There’s a fence or gate erected across a road. The more modern type of reformer goes gaily up to it and says, “I don't see the use of this; let us clear it away.” To which the more intelligent type of reformer will do well to answer: “If you don't see the use of it, I certainly won't let you clear it away. Go away and think. Then, when you can come back and tell me that you do see the use of it, I may allow you to destroy it.” – Chesterton, Gilbert K. (1929). The Thing

You need to know the rules in order to be allowed to break them - Old Saw. Mirian has a wonderful illustration of this, where Merck was able to get a kitchen pass from the FDA to get out of a lot of work, after using mini-clini’s in clinical pharmacology.
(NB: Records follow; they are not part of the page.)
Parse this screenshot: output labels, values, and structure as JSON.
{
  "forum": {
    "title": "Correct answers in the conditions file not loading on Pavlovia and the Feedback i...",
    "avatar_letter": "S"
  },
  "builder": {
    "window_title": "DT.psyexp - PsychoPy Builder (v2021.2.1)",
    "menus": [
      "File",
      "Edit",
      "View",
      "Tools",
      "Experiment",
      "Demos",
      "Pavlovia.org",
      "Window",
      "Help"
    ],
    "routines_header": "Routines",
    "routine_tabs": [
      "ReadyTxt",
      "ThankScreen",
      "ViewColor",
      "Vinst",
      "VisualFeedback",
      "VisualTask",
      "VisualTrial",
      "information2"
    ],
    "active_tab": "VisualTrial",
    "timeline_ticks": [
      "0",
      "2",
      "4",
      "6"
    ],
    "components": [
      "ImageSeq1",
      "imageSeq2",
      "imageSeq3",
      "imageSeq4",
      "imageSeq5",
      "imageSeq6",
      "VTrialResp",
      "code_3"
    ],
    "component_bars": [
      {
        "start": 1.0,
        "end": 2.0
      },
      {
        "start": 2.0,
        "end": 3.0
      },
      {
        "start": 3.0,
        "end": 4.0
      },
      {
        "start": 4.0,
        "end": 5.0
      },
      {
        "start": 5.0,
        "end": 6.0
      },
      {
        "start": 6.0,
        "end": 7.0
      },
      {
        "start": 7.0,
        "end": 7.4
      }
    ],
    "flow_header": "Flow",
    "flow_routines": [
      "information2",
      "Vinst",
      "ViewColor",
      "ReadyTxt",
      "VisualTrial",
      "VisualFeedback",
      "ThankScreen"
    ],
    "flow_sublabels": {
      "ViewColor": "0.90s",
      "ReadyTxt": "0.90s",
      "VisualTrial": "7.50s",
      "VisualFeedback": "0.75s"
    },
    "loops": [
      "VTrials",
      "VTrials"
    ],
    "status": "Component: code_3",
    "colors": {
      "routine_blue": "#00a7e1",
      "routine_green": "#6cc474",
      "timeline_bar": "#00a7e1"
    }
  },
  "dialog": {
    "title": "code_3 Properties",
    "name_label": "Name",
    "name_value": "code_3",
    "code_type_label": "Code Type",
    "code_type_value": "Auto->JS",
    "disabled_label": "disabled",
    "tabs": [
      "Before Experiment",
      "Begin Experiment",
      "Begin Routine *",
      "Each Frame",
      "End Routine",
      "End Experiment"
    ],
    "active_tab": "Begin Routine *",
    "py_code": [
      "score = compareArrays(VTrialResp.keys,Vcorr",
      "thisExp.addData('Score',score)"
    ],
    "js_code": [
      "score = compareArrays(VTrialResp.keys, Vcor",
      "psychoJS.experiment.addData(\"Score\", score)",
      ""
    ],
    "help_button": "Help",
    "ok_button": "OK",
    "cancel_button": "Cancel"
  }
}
Finally, I have a challenge for you. Walk around the Exhibit hall and talk to folks about what it takes to make mini-clini’s a reality: IRBs, PCFs, GMP, etc. You’ll find two things. There’s a lot of wiggle room out here in the cytoplasm; and the tone of the conversation changes. The level of interest and enthusiasm goes up with something that just not 3C thinking … I did it yesterday … It’s fun.

And now on to our first speaker.

Speaker presentations, not presented here, are listed below:

  • New Options for Exploratory INDs: Why Aren’t They Being Used? David Jacobson-Kram, PhD Associate Director for Pharmacology and Toxicology, Office of New Drugs, CDER FDA, United States
  • Improving the Probability of Technical Success of Novel Targeted Therapeutics, Jamie Dananberg, MD Executive Director, Clinical Pharmacology Eli Lilly and Company, United States
  • Toward Mini-clini's: Exploratory INDs and CTAs, Marian Iwamoto, MD, PhD Senior Director, Clinical Pharmacology, Merck Research Laboratories

Further Reading